Darren Goodman: Absolutely. It can be a valuable tool in a number of situations. In the current market, where companies are experiencing declines, that's one scenario. But we regularly see it when there's a company where for whatever reason just actual equity award just won't suit their needs. And we do help companies put these in place all the time.
Megan Monson: Thanks, Darren. That's helpful. And just one point to add to that. I tend to see this also come up pretty frequently in companies that issue profits interest because they may not want to issue those on as wide of a scale basis to less senior management for tax reasons and a number of other issues that we're not going to get into today.
Darren Goodman: Yeah, I agree. That's a great point, Megan. So I often see a two-tier structure where the very senior management get the profits interest and the employees below that very senior level get a phantom equity arrangement.
Megan Monson: Great. Thanks, Darren. So overall, phantom equity can be a really useful tool to incentivize key employees, and it's a beneficial alternative to issuing actual equity for a number of the reasons that we've discussed today. It's helpful for companies to be aware of this option when considering how to best compensate their employees.
Today's episode is intended to give you a high-level overview of phantom equity arrangements and some of the benefits and drawbacks of these arrangements. But of course, it's by no means a comprehensive discussion of all considerations.
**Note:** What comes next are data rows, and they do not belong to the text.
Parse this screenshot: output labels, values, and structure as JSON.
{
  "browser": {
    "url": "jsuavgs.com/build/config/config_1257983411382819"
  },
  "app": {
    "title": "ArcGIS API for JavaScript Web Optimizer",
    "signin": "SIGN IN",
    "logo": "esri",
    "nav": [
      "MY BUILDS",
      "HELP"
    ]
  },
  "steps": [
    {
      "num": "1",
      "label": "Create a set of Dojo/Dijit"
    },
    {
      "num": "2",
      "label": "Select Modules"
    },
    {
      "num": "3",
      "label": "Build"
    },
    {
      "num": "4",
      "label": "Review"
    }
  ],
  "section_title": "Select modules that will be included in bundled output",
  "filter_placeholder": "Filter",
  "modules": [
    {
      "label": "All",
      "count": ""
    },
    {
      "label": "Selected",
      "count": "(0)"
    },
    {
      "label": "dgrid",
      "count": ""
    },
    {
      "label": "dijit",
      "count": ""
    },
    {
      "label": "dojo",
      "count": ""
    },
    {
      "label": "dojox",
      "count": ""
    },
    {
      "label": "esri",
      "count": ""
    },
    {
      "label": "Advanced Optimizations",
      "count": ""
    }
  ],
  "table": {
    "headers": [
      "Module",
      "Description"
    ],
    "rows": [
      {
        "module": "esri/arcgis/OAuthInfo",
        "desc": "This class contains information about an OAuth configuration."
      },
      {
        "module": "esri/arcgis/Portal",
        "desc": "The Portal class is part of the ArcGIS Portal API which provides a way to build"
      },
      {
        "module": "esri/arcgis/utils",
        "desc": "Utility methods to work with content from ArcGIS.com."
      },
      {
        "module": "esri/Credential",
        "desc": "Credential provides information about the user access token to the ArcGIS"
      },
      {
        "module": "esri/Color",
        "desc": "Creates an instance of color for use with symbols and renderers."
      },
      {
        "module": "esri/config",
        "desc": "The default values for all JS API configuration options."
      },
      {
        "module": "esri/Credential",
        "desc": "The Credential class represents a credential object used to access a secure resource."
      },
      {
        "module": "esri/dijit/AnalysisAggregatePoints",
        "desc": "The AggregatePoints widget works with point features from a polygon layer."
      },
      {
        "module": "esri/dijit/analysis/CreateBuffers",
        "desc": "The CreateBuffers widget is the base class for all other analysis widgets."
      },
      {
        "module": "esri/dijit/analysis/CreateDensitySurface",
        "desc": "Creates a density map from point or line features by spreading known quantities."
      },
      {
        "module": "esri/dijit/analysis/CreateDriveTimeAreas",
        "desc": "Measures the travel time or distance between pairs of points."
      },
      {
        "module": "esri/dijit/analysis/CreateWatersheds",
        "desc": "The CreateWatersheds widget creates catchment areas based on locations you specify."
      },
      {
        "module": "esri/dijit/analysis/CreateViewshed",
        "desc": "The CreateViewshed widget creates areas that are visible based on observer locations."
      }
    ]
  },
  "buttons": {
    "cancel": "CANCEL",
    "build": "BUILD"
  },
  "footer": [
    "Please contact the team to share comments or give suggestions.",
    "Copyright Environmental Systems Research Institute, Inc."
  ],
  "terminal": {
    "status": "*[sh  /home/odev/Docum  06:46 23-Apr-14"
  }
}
As mentioned throughout this discussion, if you're planning to or thinking about implementing a phantom equity arrangement, we highly encourage you to consult with executive compensation counsel to help you optimize the tax and other benefits provided under the plan.
Thank you so much for joining us today. We look forward to having you back on our next episode of Just Compensation.
Kevin Iredell: Thank you for listening to today's episode. Please subscribe to our podcast series at lowenstein.com/podcasts, or find us on iTunes, Spotify, Pandora, Google podcasts, and SoundCloud. Lowenstein Sandler podcast series is presented by Lowenstein Sandler and cannot be copied or rebroadcast without consent. The information provided is intended for a general audience. It is not legal advice or a substitute for the advice of counsel. Prior results do not guarantee a similar outcome. The content reflects the personal views and opinions of the participants. No attorney client relationship is being created by this podcast and all rights are reserved.